Basic economic theory says there shouldn’t be a difference between paying by cash or by credit card. Both involve the same loss, so we should view both the same. If anything we should feel worse about paying by credit card, since that could result in having to pay interest or late fees, .

But that’s not how the brain sees it. Which is why so many otherwise rational people get in over their heads with credit cards.

I remember when I was in college and got my first credit cards. Even as an arguably intelligent and sensible person, I still fell into the trap and over-extended myself. Fortunately for me, I got a steady job and eventually was able to pay off my debt. But it took many years to do so. If anything had gone wrong before I did – if I’d gotten sick or had lost my job – I could easily have fallen into a vicious cycle of debt dependent. And if that had happened, I doubt that I would now be here writing about the dangers of credit card debt.

Credit card companies know about the brain’s weaknesses and use every trick they can – low introductory rates, fine print, hidden fees – to take advantage of them. And they’re really good at it. So good in fact that millions of Americans get into credit card trouble every year.

It’s easy to say that this is their problem. They got themselves into trouble. Let them get themselves out of it. And there’s some truth to that. Society can’t take responsibility for every bad decision. Choices have consequences. People need to learn that and take responsibility for their own actions.

But a good case can be made for trying to prevent the worst abuses, particularly since neuroscience research – actual brain scans – tells us that it is due to the very way the human brain works.
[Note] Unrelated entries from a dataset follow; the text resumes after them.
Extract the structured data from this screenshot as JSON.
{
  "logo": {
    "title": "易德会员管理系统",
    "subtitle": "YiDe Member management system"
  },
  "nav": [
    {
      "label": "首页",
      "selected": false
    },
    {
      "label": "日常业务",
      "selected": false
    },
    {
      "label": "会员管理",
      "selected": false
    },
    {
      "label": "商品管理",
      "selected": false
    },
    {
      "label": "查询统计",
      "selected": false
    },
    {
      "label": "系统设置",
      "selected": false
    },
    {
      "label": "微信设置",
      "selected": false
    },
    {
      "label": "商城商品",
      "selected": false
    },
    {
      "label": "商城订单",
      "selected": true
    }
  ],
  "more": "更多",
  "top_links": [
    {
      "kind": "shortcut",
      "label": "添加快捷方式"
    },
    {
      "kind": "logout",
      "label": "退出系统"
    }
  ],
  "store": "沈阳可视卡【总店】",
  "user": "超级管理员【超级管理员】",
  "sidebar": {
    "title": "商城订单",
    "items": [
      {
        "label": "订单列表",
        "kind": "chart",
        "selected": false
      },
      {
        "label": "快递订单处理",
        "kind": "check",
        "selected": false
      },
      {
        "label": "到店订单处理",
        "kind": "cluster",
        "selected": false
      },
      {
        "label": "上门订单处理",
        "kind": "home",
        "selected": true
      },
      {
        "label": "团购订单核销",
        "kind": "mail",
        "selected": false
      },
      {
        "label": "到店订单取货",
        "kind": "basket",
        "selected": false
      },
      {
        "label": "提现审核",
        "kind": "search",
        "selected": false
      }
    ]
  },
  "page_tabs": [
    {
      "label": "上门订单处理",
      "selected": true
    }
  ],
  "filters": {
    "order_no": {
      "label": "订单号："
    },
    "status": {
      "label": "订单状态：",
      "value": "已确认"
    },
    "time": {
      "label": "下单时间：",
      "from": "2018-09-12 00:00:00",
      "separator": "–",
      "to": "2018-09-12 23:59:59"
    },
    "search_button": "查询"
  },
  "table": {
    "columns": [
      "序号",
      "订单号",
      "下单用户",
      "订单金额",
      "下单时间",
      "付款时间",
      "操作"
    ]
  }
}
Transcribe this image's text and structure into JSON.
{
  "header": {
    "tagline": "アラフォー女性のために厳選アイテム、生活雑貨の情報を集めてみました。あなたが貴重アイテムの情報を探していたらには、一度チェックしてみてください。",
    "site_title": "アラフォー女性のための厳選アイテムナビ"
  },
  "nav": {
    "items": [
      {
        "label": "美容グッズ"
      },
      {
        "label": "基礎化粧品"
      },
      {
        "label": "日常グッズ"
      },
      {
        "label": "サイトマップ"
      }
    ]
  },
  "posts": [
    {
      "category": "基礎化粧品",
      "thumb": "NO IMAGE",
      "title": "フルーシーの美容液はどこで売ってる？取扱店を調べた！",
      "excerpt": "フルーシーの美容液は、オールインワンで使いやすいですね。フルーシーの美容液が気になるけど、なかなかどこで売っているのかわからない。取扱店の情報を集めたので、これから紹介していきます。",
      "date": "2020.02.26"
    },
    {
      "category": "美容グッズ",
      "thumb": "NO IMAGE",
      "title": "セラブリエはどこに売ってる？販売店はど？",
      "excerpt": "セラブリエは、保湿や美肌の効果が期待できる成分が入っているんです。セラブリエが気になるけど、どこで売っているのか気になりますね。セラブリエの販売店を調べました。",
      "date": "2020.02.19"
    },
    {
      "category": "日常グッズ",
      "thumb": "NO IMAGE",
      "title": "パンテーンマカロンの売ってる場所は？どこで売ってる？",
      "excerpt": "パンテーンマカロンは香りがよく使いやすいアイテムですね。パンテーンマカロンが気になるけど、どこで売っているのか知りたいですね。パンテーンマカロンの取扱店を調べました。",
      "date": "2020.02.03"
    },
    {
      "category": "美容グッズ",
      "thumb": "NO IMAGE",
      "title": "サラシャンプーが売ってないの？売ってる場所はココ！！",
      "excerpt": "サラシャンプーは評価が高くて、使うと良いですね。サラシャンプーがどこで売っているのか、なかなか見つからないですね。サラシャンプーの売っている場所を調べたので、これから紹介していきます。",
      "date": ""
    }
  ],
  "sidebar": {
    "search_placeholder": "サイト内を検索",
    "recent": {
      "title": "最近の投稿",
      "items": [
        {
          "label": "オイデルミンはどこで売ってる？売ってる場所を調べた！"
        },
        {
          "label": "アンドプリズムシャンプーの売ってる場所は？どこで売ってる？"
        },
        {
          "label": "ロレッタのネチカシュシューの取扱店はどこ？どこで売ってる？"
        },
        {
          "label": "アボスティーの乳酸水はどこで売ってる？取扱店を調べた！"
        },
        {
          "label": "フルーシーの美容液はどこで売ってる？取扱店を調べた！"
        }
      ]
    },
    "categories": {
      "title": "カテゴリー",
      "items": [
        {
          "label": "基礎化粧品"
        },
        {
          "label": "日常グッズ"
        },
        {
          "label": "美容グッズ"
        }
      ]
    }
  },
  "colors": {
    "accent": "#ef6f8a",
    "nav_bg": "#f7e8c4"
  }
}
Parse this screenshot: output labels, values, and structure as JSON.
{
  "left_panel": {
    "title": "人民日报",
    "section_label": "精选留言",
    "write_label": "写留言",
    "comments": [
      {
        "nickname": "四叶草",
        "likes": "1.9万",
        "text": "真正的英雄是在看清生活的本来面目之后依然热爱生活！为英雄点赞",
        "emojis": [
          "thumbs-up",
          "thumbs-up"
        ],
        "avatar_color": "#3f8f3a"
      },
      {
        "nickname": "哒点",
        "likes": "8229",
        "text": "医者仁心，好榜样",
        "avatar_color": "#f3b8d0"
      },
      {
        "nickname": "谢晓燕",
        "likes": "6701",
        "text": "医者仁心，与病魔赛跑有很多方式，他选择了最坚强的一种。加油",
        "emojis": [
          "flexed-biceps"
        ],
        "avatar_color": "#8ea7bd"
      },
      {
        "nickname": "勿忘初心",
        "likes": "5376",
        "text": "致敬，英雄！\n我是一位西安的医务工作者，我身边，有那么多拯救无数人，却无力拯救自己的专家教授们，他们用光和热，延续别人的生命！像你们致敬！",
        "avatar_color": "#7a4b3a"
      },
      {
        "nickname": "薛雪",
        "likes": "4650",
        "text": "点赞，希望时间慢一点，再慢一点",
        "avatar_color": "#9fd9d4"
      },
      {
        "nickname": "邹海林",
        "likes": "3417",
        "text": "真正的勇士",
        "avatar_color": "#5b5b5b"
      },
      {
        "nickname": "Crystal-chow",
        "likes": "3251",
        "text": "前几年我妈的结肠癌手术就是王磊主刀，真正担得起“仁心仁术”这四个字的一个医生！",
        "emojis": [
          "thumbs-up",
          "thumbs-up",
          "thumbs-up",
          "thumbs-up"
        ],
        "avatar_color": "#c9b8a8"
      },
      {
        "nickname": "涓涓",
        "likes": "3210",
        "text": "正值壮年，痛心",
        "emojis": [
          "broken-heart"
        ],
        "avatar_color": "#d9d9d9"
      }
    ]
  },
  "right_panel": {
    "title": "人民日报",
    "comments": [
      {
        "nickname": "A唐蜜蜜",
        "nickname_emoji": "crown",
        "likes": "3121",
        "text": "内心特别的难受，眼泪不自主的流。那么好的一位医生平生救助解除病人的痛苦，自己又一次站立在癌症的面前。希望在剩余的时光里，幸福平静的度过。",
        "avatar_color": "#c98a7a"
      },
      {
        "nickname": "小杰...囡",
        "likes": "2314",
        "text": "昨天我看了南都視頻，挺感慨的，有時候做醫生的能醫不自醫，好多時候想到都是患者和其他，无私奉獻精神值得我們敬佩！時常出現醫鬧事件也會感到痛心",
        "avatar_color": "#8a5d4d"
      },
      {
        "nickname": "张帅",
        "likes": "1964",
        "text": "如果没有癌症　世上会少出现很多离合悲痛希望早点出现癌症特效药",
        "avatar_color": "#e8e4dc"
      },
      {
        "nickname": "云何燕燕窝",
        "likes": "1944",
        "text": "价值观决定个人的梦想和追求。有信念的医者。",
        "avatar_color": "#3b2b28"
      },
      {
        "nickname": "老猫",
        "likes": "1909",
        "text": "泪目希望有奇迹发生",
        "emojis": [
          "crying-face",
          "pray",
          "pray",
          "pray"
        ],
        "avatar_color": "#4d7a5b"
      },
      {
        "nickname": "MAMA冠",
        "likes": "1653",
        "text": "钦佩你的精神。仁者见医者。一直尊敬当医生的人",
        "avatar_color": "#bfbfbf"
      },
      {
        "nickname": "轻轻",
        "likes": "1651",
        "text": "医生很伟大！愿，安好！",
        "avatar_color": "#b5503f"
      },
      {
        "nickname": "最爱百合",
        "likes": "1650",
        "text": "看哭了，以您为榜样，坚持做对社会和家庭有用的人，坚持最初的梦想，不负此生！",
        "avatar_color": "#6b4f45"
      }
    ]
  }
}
From a self-interest perspective, having so many people getting into credit crises also isn’t good for society as a whole. People who get in over their heads aren’t able to pay their bills, are likely to have psychological problems, will have more trouble holding on to their jobs, and will have difficulty caring for their children. This makes it more likely that their kids will grow up to have problems in life as well, thus perpetuating the problem.

Fortunately, the U.S. government has been taking steps to curb the worst credit card abuses. The recently-establish Consumer Finance Protection Bureau has taken an aggressive stand against credit card companies that use unethical means to prey on consumers.

I’ve always been opposed to unnecessary government regulation and involvement in the economy. Government regulation imposes a burden on businesses and on society, unless there’s a good and overarching need for it.

In this case there is. There are situations where people do need to be protected from themselves, and this is one of them.

Sometimes people need to be protected from the flaws in our own brains.

It’s only rational.